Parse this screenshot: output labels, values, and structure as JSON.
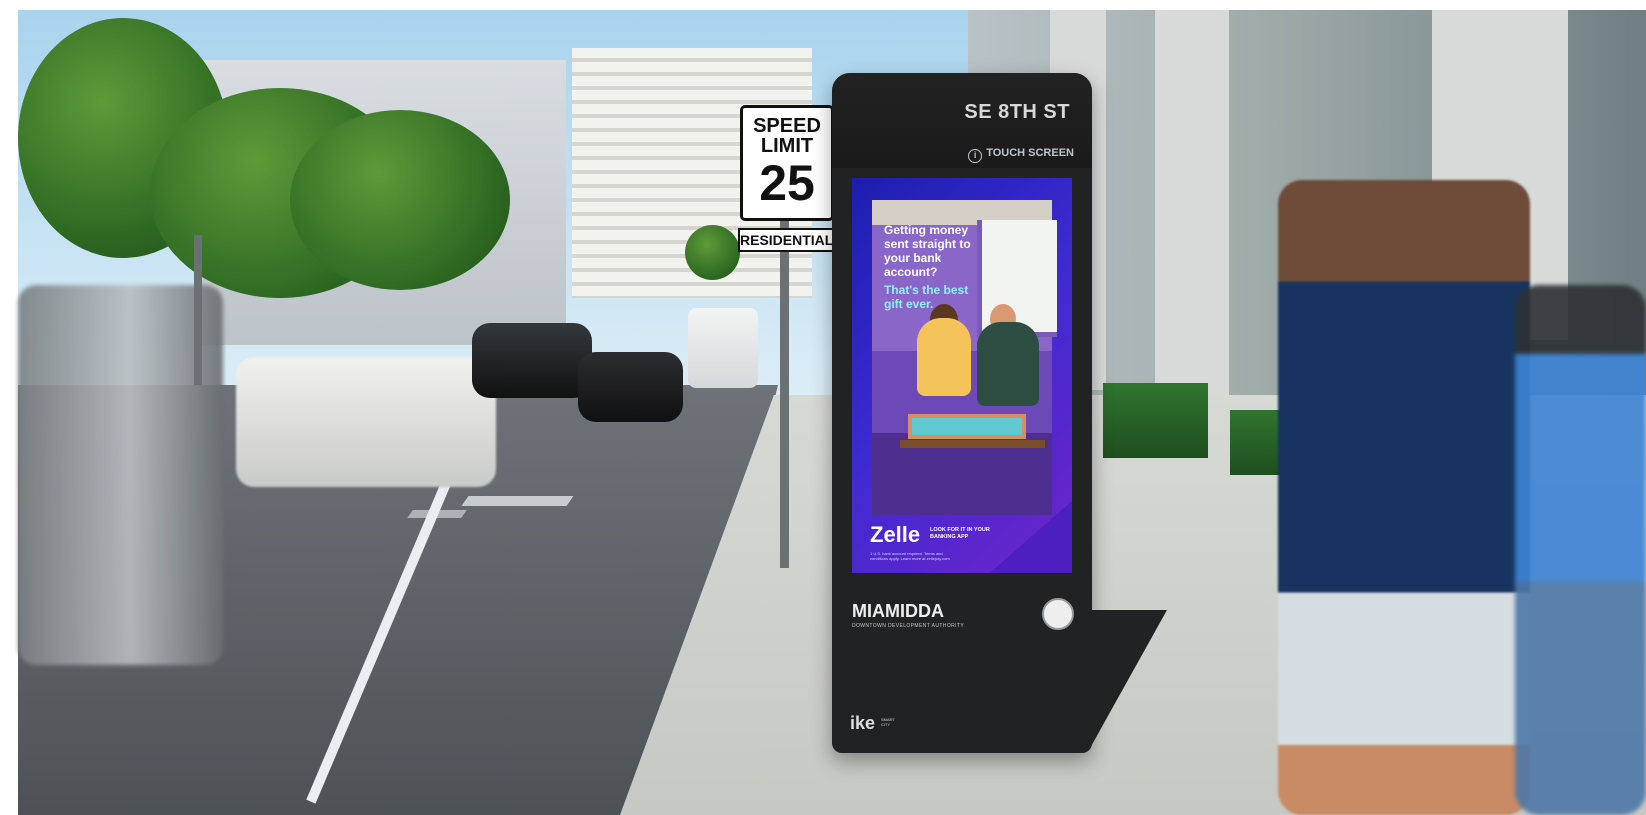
{
  "scene": {
    "kiosk": {
      "street_name": "SE 8TH ST",
      "touch_text": "TOUCH SCREEN",
      "ad_headline": "Getting money sent straight to your bank account?",
      "ad_subline": "That's the best gift ever.",
      "brand": "Zelle",
      "brand_note": "LOOK FOR IT IN YOUR BANKING APP",
      "fine_print": "1 U.S. bank account required. Terms and conditions apply. Learn more at zellepay.com",
      "authority_name": "MIAMIDDA",
      "authority_subtitle": "DOWNTOWN DEVELOPMENT AUTHORITY",
      "footer_brand": "ike",
      "footer_subtitle": "SMART CITY"
    },
    "speed_sign": {
      "top": "SPEED",
      "middle": "LIMIT",
      "value": "25",
      "subsign": "RESIDENTIAL"
    },
    "colors": {
      "screen_primary": "#3e2ad2",
      "screen_secondary": "#6e24c9",
      "highlight": "#8ef0ff",
      "kiosk_body": "#202224"
    }
  }
}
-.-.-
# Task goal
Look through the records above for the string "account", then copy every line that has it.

# Exercise answer
      "ad_headline": "Getting money sent straight to your bank account?",
      "fine_print": "1 U.S. bank account required. Terms and conditions apply. Learn more at zellepay.com",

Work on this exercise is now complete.